Warren Buffett used to say that some of the best companies out there from a value investing perspective are those that are boring and anything but in the spotlight. He is hardly the only investing legend articulating such a viewpoint and at the end of the day, the bottom line is this: the overwhelming majority of those who are reading this have time. They do. Yes, the domain industry tends to be more mature than the crypto one and as such, many of you most likely aren't exactly in your twenties but the same "you have time" principle is also valid for the midlife crisis territory readers and if you believe this is nothing more than a feel-good exaggeration, I would strongly recommend browsing through some of Gary Vaynerchuk's videos to see the perspective of an ultra-successful entrepreneur who was not a "whiz kid" who hit is big when he was very young. On the contrary, he was what one could call a relatively late bloomer and... well, so what? Right from the beginning, he played the long-term game knowing that he has plenty of time left and that put him in a position of strength compared to those who chase the proverbial quick buck.

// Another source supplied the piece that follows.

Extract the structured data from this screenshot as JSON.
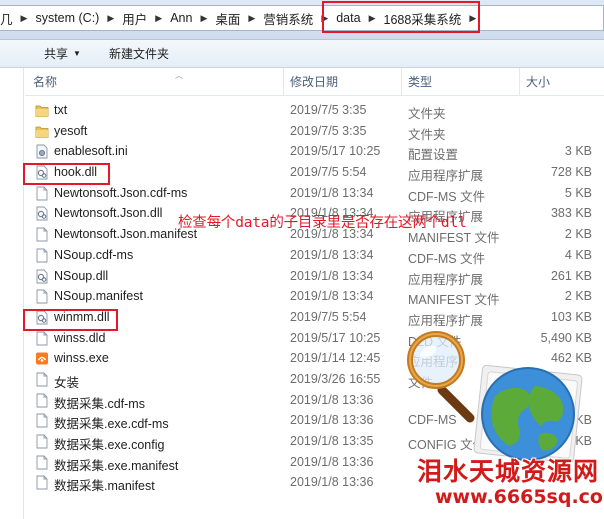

If you feel the need for excitement, by all means, try gold standard alternatives on for size but I can pretty much assure you that the initial excitement will wear off relatively quickly and be replaced with stress and uncertainty. Before you know it, you end up hating everything there is to hate about your decision and yearn for sustainability rather than rollercoaster rides.
Why Refuse a Generous Value Proposition?
At the end of the day, whether we are talking about domain names or cryptocurrencies, the two gold standard choices provide a more than generous balance between asset appreciation potential and a proven track record. We are most definitely still in the early stages of the internet and arguments which revolve around the two proven players we have discussed through today's article being too mature to put enough potential on the table are ludicrous at best.
The decision is yours and nobody else's to make. While it is understandable that high-risk approaches seem tempting for reasons which range from profit potential to the thrill of the chase, it might be wise to look at your life as well as career with the big picture in mind and understand that excessive risk-taking can and will lead to burnout, whereas pacing yourself and embracing a proven "foundation + steel framing" combination for the proverbial house you are building may very well prove to be the wiser as well as empirically validated option in light of the fact that case study after case study involving leaders of various industries proves that embracing sustainability tends to be a common denominator. If you have a model that works right in front of you, why fight it?